TASK PROMPT: In total, how many lines of the data contain the word "escape"? Only that number is wanted.

Excerpts from an interface dataset:
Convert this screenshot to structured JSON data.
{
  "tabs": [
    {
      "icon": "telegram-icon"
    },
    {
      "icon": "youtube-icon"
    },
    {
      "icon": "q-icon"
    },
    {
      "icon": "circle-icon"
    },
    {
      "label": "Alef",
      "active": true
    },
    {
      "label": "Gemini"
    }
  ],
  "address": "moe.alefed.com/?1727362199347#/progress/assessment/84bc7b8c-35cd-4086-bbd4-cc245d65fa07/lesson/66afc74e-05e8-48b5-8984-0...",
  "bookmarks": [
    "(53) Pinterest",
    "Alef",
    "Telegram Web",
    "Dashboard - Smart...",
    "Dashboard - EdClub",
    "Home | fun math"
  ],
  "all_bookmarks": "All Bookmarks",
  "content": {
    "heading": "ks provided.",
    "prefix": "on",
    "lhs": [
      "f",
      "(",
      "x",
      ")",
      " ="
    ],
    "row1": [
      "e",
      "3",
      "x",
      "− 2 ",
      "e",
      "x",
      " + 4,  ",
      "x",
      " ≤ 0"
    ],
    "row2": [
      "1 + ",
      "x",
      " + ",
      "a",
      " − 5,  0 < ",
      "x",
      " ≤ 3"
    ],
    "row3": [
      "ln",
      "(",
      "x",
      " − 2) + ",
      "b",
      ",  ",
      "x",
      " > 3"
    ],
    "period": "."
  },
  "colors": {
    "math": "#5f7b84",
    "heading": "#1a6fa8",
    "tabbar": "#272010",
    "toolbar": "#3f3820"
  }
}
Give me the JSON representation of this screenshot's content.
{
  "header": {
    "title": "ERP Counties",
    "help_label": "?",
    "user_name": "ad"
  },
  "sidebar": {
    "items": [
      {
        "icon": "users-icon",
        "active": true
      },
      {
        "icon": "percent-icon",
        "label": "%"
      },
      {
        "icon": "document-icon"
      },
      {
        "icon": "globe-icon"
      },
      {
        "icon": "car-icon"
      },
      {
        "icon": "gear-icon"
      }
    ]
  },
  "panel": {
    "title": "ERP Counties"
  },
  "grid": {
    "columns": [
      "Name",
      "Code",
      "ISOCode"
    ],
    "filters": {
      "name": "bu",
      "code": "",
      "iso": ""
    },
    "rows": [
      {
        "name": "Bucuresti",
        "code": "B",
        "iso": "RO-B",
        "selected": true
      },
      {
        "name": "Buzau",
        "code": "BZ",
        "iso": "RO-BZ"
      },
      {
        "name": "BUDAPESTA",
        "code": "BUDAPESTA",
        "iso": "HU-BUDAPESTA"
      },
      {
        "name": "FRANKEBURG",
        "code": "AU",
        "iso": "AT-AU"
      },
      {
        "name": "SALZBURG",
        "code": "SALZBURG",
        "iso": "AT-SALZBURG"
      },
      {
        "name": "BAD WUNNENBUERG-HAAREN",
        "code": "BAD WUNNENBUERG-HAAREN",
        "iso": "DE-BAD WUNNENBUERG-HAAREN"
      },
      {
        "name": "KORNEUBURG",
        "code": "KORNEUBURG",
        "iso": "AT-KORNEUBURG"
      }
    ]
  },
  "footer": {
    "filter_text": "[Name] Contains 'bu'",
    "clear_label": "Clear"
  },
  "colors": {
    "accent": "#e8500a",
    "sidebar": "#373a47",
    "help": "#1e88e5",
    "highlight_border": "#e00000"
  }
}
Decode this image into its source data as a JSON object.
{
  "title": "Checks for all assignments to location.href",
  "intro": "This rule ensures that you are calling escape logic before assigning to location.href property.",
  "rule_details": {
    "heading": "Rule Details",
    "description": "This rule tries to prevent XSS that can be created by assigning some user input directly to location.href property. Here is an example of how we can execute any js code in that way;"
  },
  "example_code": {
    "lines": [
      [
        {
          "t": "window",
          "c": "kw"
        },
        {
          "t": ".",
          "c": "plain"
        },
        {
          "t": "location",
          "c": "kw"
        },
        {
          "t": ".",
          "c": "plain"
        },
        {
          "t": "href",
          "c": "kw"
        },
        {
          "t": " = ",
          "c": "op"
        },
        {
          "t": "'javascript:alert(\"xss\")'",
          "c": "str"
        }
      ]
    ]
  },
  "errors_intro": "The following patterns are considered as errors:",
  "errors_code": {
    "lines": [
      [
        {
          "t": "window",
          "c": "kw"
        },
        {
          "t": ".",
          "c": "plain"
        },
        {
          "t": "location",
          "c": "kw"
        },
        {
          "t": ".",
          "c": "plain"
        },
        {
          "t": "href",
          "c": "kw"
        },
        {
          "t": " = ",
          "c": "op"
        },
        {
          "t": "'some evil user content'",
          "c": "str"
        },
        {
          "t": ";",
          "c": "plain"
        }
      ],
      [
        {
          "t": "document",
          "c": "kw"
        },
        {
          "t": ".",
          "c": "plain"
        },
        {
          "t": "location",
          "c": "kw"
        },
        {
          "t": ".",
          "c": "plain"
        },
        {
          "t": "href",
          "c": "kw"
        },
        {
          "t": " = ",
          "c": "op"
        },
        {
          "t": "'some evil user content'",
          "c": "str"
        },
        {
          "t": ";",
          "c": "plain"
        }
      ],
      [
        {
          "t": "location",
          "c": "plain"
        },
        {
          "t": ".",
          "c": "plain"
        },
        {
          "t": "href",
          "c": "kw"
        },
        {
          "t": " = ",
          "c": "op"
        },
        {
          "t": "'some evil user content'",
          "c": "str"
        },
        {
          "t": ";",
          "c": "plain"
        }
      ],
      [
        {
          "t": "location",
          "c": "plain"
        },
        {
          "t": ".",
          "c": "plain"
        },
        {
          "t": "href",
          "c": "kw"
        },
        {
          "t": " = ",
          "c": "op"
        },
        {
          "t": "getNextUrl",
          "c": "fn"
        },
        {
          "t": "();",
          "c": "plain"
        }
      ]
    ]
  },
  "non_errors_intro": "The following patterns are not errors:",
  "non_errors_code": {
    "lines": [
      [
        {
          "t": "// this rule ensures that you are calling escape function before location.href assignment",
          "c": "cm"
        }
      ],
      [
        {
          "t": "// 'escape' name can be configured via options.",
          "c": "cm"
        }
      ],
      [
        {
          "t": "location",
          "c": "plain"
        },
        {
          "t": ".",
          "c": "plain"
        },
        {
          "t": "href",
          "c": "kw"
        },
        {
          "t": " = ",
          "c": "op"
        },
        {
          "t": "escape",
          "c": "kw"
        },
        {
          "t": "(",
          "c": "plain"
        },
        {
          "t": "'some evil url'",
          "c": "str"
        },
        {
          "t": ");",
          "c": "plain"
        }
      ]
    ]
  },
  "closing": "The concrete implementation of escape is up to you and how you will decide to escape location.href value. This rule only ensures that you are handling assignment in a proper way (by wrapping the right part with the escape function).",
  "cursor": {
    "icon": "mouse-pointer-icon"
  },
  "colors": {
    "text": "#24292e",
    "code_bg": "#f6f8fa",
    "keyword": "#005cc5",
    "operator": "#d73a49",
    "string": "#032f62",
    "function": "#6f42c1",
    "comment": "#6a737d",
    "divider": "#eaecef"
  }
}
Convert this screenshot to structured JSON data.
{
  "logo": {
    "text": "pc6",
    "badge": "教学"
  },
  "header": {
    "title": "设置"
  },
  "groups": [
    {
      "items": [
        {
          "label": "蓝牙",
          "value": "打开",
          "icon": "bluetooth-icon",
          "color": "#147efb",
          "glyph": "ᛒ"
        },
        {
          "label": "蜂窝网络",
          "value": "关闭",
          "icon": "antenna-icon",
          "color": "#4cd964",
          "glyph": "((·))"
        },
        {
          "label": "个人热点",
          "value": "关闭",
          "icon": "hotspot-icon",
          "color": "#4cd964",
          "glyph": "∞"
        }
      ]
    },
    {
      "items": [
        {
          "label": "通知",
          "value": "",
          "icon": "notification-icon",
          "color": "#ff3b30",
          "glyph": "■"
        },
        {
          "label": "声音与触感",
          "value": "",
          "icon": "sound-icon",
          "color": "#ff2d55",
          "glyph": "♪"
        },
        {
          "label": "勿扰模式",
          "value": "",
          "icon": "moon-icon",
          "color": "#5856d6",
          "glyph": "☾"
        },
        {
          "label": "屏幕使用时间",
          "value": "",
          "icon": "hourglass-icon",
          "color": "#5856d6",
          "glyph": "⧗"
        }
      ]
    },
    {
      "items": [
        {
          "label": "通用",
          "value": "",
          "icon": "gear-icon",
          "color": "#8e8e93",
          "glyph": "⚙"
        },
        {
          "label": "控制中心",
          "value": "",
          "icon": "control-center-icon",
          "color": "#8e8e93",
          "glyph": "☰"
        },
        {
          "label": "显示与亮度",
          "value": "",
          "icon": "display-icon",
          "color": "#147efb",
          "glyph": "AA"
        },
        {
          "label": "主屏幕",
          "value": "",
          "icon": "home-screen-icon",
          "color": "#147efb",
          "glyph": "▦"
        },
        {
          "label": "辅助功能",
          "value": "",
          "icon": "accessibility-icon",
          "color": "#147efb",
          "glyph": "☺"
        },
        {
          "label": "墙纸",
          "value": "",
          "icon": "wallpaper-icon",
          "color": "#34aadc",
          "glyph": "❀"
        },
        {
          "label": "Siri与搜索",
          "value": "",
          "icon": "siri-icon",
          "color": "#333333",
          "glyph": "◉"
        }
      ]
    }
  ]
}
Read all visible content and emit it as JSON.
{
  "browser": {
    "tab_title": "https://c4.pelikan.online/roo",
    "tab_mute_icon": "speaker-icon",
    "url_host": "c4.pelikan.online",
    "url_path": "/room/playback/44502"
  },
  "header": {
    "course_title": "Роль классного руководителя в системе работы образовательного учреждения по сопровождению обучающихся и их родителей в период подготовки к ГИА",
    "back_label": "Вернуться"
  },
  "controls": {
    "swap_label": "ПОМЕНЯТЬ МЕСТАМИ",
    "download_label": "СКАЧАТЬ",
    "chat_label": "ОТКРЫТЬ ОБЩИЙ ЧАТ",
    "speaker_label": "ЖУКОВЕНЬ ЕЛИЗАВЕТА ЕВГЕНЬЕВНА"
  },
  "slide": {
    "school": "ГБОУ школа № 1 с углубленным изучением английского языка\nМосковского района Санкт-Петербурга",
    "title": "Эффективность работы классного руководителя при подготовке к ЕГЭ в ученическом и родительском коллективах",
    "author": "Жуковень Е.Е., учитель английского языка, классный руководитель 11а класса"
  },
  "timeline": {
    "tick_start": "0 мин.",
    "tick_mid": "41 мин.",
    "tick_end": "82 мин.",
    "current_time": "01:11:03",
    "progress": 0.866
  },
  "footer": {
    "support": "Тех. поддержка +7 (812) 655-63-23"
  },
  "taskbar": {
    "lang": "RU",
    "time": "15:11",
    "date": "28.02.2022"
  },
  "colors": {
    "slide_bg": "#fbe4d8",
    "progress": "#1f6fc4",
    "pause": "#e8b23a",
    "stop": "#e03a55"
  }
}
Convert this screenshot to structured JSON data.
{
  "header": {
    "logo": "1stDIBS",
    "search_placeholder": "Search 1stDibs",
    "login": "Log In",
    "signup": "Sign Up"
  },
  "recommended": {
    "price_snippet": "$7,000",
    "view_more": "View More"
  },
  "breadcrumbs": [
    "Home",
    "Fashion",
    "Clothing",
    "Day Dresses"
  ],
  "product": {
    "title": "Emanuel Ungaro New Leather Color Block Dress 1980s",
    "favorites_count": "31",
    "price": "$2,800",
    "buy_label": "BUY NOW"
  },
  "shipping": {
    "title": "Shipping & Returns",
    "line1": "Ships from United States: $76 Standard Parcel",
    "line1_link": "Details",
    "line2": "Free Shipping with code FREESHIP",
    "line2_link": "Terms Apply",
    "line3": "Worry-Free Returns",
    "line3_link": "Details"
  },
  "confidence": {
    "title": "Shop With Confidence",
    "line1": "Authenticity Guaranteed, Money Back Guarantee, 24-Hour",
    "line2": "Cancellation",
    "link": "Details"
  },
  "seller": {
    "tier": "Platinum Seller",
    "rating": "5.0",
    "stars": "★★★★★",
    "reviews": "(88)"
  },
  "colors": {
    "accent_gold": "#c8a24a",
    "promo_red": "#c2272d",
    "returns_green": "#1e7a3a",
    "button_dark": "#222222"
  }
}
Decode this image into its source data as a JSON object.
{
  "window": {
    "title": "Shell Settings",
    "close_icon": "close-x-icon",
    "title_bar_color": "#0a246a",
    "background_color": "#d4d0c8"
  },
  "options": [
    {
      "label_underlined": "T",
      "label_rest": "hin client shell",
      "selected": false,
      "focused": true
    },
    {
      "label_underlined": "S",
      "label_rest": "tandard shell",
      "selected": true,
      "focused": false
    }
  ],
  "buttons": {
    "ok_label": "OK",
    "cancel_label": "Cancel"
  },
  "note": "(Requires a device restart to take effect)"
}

RESULT: 5